Brand name(s): Gilotrif™
Full prescribing information is available, including clinical trial information, safety, dosing, drug-drug interactions, and contraindications.
On July 12, 2013, the Food and Drug Administration (FDA) approved afatinib dimaleate (Gilotrif™ tablets, made by Boehringer Ingelheim Pharmaceuticals, Inc.), for the first-line treatment of patients with metastatic non-small cell lung cancer (NSCLC) whose tumors have epidermal growth factor receptor (EGFR) exon 19 deletions or exon 21 (L858R) substitution mutations as detected by an FDA-approved test. The safety and efficacy of afatinib have not been established in patients whose tumors have other EGFR mutations. Concurrent with this action, FDA approved the therascreen® EGFR RGQ PCR Kit (QIAGEN) for detection of EGFR exon 19 deletions or exon 21 (L858R) substitution mutations.
The approval of afatinib dimaleate was based on the demonstration of improved progression-free survival (PFS) in a multi-center international open-label randomized (2:1) trial. This trial enrolled 345 patients with metastatic NSCLC whose tumors tested positive for EGFR mutations. Patients were randomly assigned to receive afatinib dimaleate 40 mg orally once daily (n=230) or pemetrexed/cisplatin (n=115). Randomization was stratified according to EGFR mutation status (exon 19 deletion vs. exon 21 L858R vs. “other”) and race (Asian vs. non-Asian). The major efficacy outcome was progression-free survival (PFS) as assessed by an independent review committee (IRC).
Of the 345 patients enrolled, 65 percent were female, the median age was 61 years, 26 percent were Caucasian, and 72 percent were Asian.

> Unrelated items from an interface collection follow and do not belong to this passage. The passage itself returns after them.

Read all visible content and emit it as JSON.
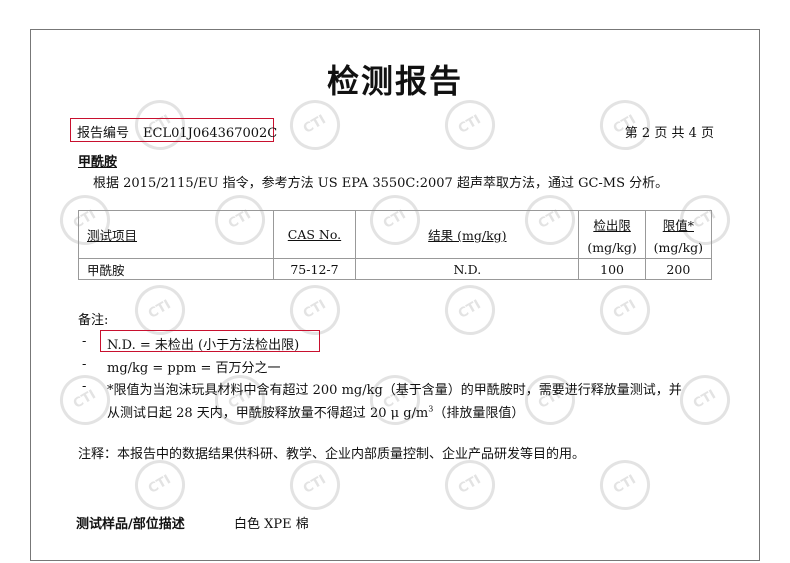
{
  "watermark": {
    "text": "CTI"
  },
  "title": "检测报告",
  "report_number": {
    "label": "报告编号",
    "value": "ECL01J064367002C"
  },
  "page_info": "第 2 页   共 4 页",
  "analyte_heading": "甲酰胺",
  "method_text": "根据 2015/2115/EU 指令，参考方法 US EPA 3550C:2007  超声萃取方法，通过 GC-MS  分析。",
  "table": {
    "headers": {
      "item": "测试项目",
      "cas": "CAS No.",
      "result": "结果  (mg/kg)",
      "mdl": "检出限",
      "mdl_unit": "(mg/kg)",
      "limit": "限值*",
      "limit_unit": "(mg/kg)"
    },
    "rows": [
      {
        "item": "甲酰胺",
        "cas": "75-12-7",
        "result": "N.D.",
        "mdl": "100",
        "limit": "200"
      }
    ]
  },
  "notes": {
    "title": "备注:",
    "dash": "-",
    "nd": "N.D. =  未检出  (小于方法检出限)",
    "ppm": "mg/kg = ppm =  百万分之一",
    "limit_line1": "*限值为当泡沫玩具材料中含有超过 200  mg/kg（基于含量）的甲酰胺时，需要进行释放量测试，并",
    "limit_line2_a": "从测试日起 28 天内，甲酰胺释放量不得超过 20  μ g/m",
    "limit_line2_sup": "3",
    "limit_line2_b": "（排放量限值）"
  },
  "remark": "注释：本报告中的数据结果供科研、教学、企业内部质量控制、企业产品研发等目的用。",
  "sample": {
    "label": "测试样品/部位描述",
    "value": "白色 XPE 棉"
  },
  "colors": {
    "highlight_box": "#c8102e",
    "watermark": "#e3e3e3"
  }
}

The majority of patients had a tumor sample with an EGFR mutation categorized as either exon 19 deletion (49 percent) or exon 21 (L858R) substitution (40 percent), and the remaining 11 percent had “other” mutations.
A statistically significant prolongation of PFS determined by the IRC was demonstrated for patients assigned to receive afatinib dimaleate treatment [HR 0.58 (95 percent CI: 0.43, 0.78); p < 0.001, stratified log-rank test]. Median PFS was 11.1 months in patients treated with afatinib dimaleate and 6.9 months in patients treated with chemotherapy. Objective response rates were 50.4 percent in patients treated with afatinib dimaleate and 19.1 percent in patients treated with chemotherapy. No statistically significant difference in overall survival between the two groups was demonstrated. In patients whose tumors had exon 19 deletions or exon 21 (L858R) substitution mutations, median PFS was 13.6 months in those treated with afatinib dimaleate and 6.9 months in those treated with chemotherapy.
The most frequent ( at least 20 percent incidence) adverse reactions from afatinib dimaleate were diarrhea, rash/dermatitis acneiform, stomatitis, paronychia, dry skin, decreased appetite and pruritus.
Serious adverse reactions were reported in 29 percent of patients treated with afatinib dimaleate. The most frequent serious adverse reactions were diarrhea (6.6 percent), vomiting (4.8 percent), and dyspnea, fatigue, and hypokalemia (1.7 percent each). Fatal adverse reactions in patients treated with afatinib dimaleate patients included pulmonary toxicity/ interstitial lung disease (ILD)-like adverse reactions (1.3 percent), sepsis (0.43 percent), and pneumonia (0.43 percent).
The recommended dose and schedule for afatinib dimaleate is 40 mg orally once daily until disease progression or until it is no longer tolerated by the patient. Afatinib dimaleate should be taken at least one hour before or two hours after a meal.